Living now in this land of plenty, it's next to impossible to turn back the pages to the terrible Civil War when no one could be sure this great nation would survive. Brig. Gen. John Logan's 31st regiment of Illinois volunteers, of which my Grandpa John Brandon was an eager participant, did their state (yes, their whole country) proud from almost the onset of the War Between the States. During the Battle of Champion Hill, the men of the 31st slung their knapsacks and lay on the high ground looking across to the farmhouse where enemy field batteries were positioned to defend the double line of infantry.
A Corporal Anderson of a Missouri brigade later told Herb Phillips, author of Champion Hill, of seeing Southern ladies on the lawn of the Roberts' house nearby singing "Dixie" and cheering their men on.
Logan rode up, proud and straight in the saddle and pronounced, "We are about to fight the battle for Vicksburg." The order – "Fix bayonets" was quickly followed by "Forward – double quick – march!" His men rose up, plunged into the deep underbrush and soon faced the enemy at close range. A Corporal (later Capt.) Byers of Iowa wrote: "I have been in (what history pronounced) greater battles than Champion Hill, but only this once did I see two lines of blue and gray stand close together and fire into each other's faces for an hour and a half! I think the courage of the private soldier on that awful day gave us Vicksburg, made Grant immortal and helped save this country."

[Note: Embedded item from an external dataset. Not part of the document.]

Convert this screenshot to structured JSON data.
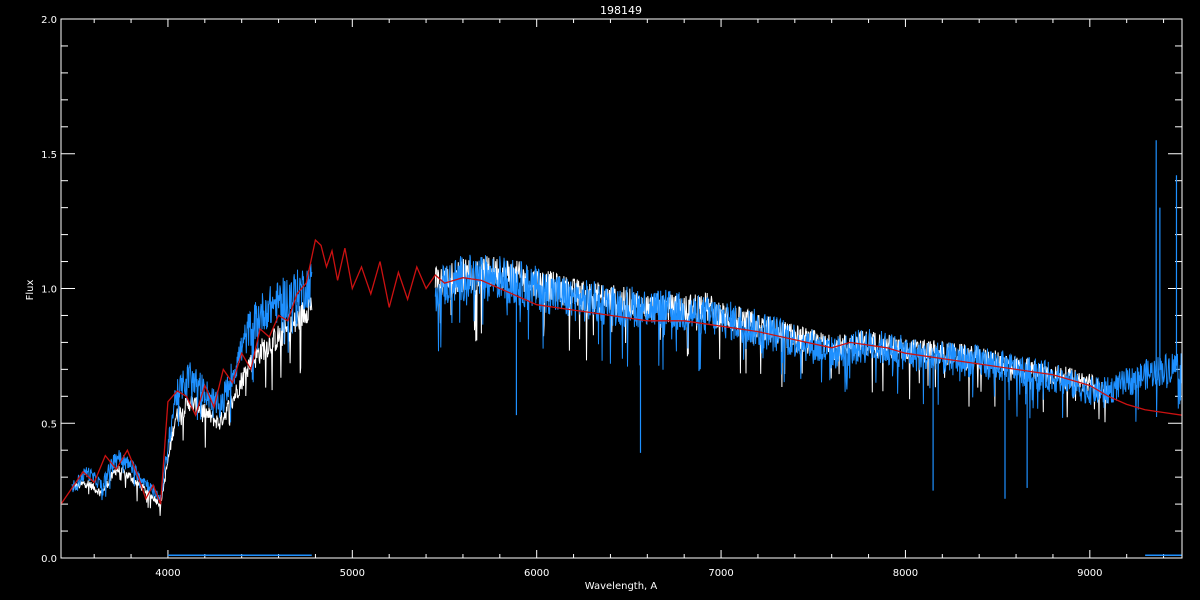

Back in 1955 a call went out from the editors of the then CAPPER’s Weekly asking for readers to send in articles on true pioneers. Hundreds of letters came pouring in from early settlers and their children, many now in their 80s and 90s, and from grandchildren of settlers, all with tales to tell. So many articles were received that a decision was made to create a book, and in 1956, the first My Folks title – My Folks Came in a Covered Wagon – hit the shelves. Nine other books have since been published in the My Folks series, all filled to the brim with true tales from CAPPER’s readers, and we are proud to make those stories available to our growing online community.